PROBLEM DETAILS: Number of lines with the string "留下你的qq号" in the entries below: report it, and nothing besides.

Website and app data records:
----------------

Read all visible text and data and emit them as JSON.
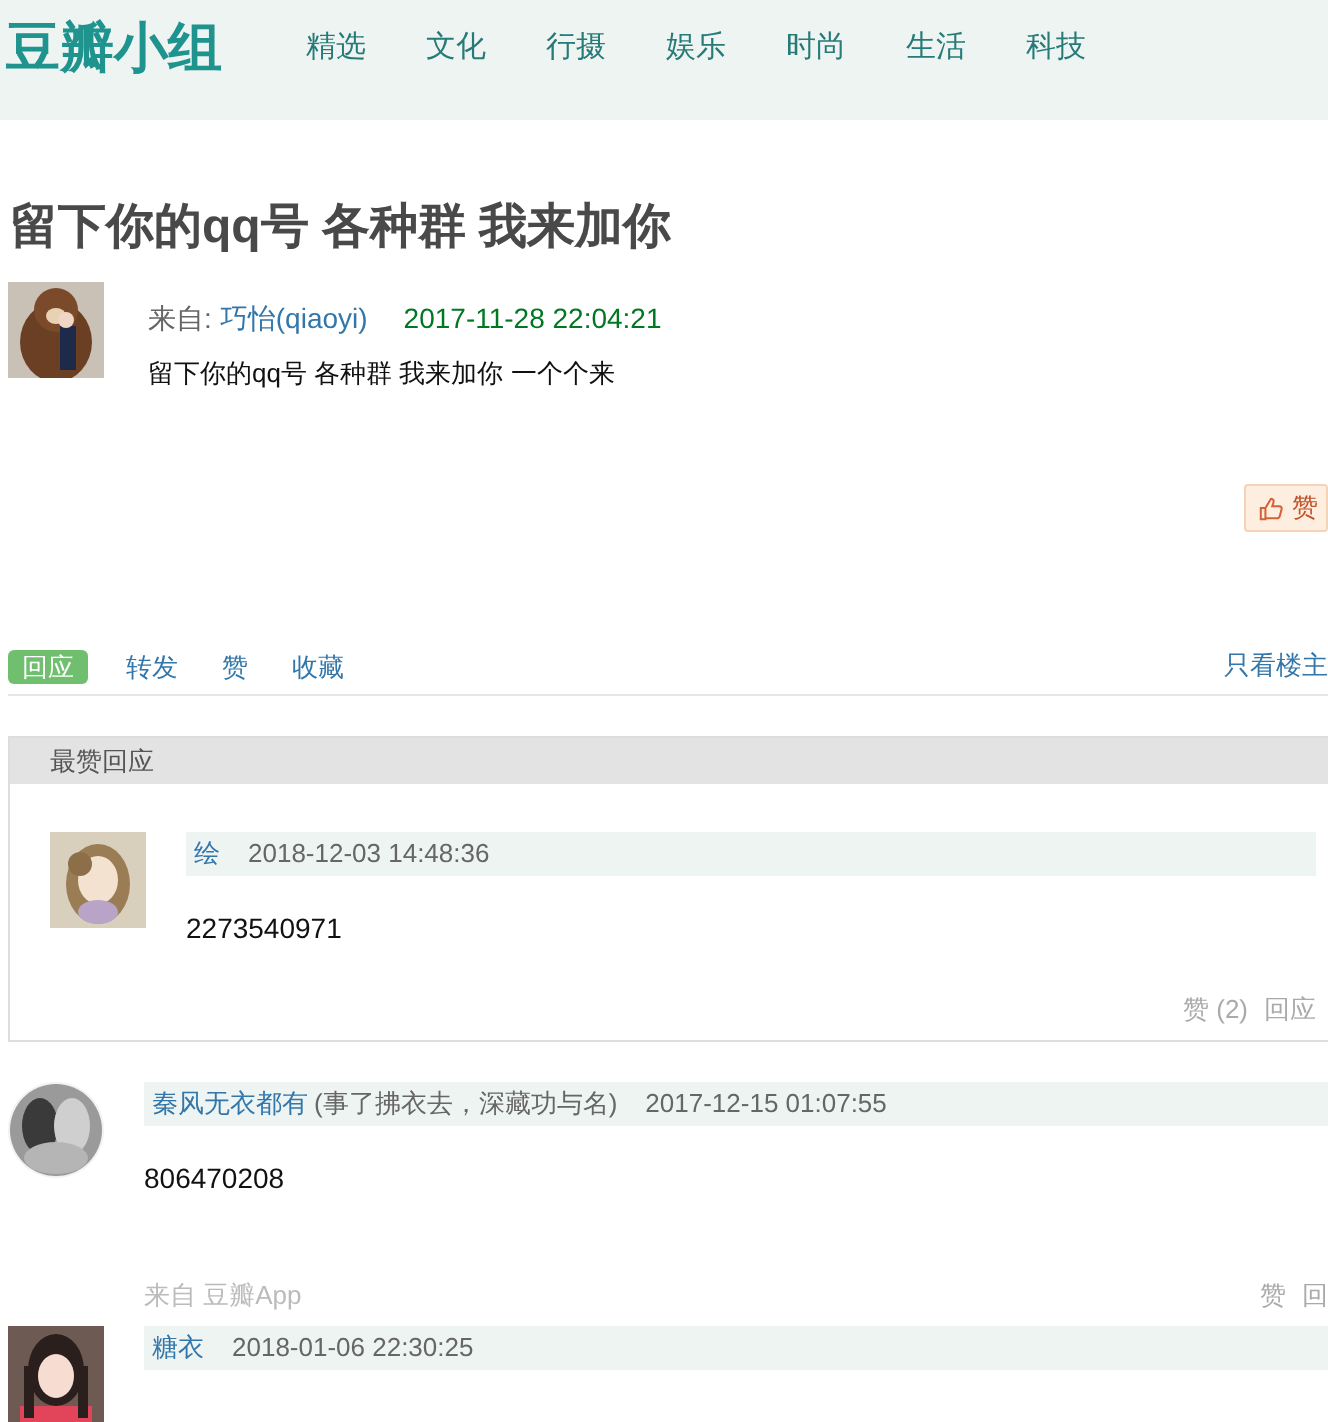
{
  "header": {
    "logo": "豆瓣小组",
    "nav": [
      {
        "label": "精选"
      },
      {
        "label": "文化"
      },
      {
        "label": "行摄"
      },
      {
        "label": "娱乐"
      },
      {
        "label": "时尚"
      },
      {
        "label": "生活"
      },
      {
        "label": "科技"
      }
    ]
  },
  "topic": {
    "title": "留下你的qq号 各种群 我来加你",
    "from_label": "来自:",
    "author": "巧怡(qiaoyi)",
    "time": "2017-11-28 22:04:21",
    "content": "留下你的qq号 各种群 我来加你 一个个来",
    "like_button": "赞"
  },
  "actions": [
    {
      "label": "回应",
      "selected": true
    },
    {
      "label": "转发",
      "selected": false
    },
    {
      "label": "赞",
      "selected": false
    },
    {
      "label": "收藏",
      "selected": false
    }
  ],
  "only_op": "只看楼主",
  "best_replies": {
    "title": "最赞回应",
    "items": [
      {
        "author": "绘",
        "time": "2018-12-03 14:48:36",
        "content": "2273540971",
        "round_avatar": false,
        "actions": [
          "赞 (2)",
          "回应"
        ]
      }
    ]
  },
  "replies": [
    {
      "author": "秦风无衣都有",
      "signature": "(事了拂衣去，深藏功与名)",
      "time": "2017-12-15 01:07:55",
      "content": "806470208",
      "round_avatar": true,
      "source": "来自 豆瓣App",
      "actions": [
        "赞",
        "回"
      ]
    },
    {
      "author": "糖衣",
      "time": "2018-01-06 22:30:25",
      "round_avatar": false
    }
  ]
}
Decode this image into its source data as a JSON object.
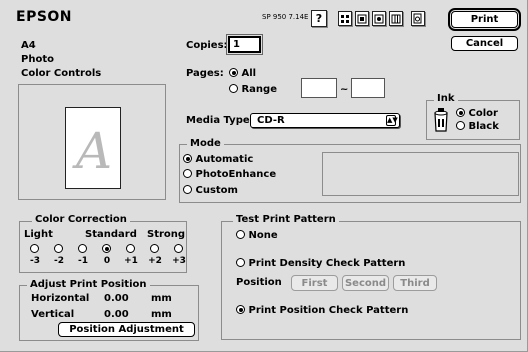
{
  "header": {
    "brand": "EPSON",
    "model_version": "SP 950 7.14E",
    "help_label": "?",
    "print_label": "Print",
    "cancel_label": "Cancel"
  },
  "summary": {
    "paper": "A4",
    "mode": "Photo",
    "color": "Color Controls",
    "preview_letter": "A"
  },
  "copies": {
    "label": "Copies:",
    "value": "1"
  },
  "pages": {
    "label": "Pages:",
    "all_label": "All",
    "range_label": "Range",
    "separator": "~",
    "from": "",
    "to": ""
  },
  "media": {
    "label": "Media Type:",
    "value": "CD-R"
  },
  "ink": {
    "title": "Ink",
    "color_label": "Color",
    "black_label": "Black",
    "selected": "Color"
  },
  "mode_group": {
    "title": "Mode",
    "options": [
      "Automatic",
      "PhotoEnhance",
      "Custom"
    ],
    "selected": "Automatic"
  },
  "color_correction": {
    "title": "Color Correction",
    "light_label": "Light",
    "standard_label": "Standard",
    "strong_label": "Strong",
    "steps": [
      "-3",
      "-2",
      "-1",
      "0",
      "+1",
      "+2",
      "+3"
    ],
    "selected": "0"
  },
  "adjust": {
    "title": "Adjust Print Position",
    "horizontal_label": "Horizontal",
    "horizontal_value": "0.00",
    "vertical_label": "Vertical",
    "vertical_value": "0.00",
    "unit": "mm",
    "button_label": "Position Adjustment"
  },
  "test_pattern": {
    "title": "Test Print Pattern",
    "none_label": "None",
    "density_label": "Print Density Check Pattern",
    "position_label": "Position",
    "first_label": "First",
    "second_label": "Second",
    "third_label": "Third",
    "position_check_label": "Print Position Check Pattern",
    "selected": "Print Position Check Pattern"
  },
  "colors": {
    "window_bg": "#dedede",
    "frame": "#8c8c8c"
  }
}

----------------

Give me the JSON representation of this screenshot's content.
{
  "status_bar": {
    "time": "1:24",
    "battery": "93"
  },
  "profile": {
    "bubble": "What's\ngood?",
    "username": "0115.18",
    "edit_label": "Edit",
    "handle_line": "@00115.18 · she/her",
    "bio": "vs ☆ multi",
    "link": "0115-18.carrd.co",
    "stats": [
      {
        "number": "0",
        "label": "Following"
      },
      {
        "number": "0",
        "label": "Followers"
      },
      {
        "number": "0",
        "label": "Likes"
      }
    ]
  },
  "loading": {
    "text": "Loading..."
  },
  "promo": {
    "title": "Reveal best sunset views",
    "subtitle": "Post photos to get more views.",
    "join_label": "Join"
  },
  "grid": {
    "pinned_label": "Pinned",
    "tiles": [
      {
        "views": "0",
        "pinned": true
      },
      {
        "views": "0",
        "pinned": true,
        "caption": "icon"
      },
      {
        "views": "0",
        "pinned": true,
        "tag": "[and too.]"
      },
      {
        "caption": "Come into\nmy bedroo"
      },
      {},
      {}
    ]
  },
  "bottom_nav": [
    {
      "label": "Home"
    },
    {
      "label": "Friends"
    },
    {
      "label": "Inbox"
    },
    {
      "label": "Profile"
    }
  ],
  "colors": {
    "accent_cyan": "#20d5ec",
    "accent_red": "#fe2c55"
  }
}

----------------

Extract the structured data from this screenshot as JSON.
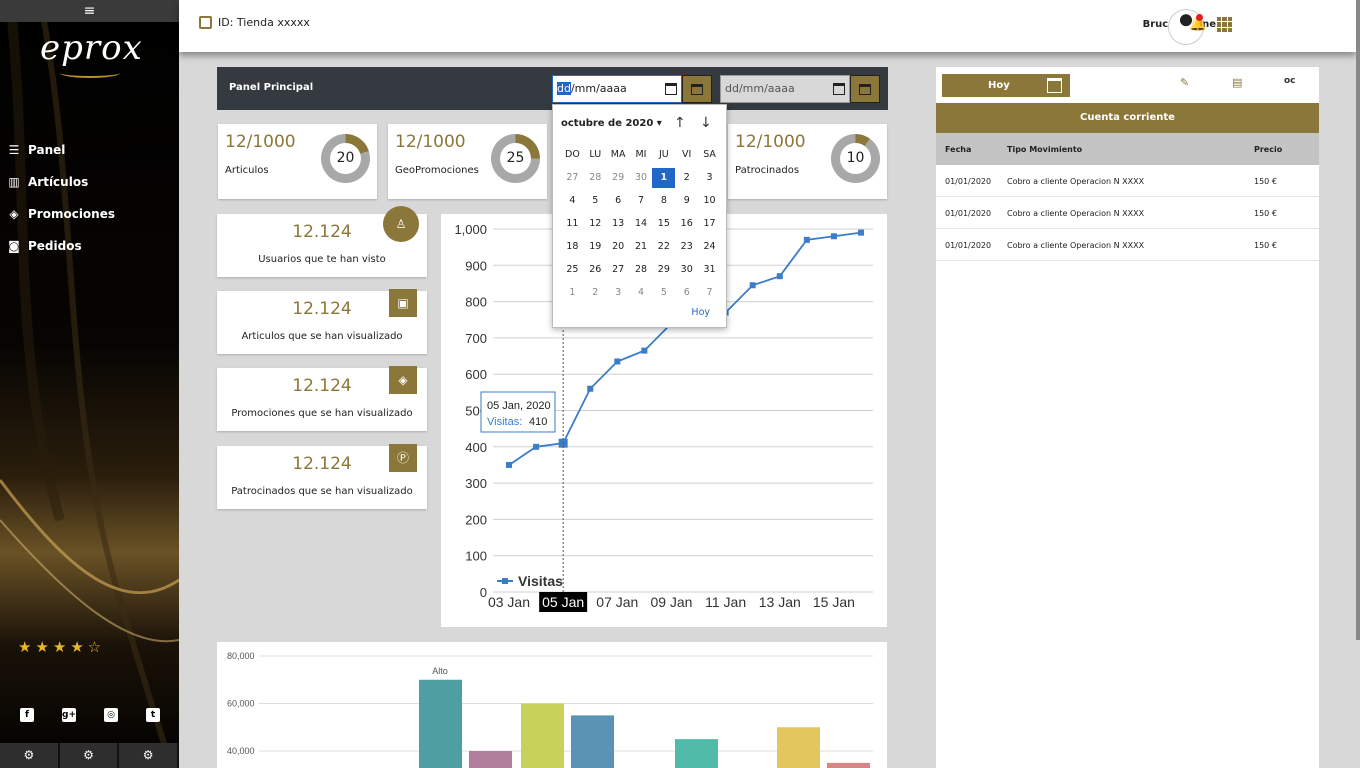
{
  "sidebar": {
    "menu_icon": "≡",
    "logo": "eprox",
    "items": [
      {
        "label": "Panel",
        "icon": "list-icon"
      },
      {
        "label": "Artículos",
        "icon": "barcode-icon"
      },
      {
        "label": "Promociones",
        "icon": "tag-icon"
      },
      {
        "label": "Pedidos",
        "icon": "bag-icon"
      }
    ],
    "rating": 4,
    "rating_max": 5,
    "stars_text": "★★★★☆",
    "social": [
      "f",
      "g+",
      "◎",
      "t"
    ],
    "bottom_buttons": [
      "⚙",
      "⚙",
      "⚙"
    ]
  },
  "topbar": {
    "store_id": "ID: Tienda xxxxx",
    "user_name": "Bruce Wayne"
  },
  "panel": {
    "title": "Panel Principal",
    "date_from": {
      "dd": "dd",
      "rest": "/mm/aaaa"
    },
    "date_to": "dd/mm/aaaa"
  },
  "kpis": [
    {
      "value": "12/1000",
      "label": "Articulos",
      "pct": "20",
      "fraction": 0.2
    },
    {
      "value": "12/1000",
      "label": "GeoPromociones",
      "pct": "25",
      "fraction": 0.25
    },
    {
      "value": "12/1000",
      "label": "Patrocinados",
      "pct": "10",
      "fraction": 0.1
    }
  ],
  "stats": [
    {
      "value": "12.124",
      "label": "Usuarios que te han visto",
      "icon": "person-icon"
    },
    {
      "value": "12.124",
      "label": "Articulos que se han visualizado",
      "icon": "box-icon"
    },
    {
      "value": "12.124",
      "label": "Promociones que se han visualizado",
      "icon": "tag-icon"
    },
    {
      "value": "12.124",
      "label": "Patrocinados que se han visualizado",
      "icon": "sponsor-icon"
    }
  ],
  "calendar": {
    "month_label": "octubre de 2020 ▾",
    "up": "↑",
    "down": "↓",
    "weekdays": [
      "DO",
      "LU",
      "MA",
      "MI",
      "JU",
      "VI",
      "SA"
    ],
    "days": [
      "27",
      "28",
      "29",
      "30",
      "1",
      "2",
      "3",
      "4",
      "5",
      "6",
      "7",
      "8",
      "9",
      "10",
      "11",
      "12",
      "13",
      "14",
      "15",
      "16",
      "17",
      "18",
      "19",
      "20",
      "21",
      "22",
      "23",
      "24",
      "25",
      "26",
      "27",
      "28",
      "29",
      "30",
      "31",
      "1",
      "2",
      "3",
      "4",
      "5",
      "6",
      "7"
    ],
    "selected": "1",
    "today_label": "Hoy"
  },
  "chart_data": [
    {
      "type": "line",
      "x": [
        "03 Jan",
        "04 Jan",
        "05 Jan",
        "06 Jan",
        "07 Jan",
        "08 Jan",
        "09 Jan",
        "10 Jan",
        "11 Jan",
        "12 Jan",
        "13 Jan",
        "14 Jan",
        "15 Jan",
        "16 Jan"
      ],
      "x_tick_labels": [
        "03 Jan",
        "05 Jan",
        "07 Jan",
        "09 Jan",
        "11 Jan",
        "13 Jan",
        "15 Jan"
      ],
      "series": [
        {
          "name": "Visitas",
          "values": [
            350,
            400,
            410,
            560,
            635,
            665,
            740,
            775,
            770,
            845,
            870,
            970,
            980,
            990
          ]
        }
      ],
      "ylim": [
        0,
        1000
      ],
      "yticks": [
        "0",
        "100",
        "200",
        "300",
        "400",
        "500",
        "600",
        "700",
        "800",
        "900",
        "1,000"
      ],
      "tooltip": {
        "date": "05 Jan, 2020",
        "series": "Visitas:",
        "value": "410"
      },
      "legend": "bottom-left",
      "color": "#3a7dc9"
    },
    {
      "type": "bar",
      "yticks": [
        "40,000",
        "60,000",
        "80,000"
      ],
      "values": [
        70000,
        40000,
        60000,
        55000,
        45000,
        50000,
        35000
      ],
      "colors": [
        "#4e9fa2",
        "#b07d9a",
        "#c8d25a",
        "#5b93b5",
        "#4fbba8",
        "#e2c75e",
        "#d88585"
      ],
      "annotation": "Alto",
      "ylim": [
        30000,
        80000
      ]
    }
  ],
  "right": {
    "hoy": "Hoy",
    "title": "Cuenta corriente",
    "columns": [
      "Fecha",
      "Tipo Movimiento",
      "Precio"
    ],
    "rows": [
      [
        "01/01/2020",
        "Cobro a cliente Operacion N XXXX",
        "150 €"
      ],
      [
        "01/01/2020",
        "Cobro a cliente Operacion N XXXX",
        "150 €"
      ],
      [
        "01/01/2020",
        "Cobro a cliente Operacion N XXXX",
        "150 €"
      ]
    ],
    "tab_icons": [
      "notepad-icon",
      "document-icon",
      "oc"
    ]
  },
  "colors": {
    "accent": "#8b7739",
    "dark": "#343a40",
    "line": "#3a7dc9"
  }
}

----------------

EXERCISE RESULT: 2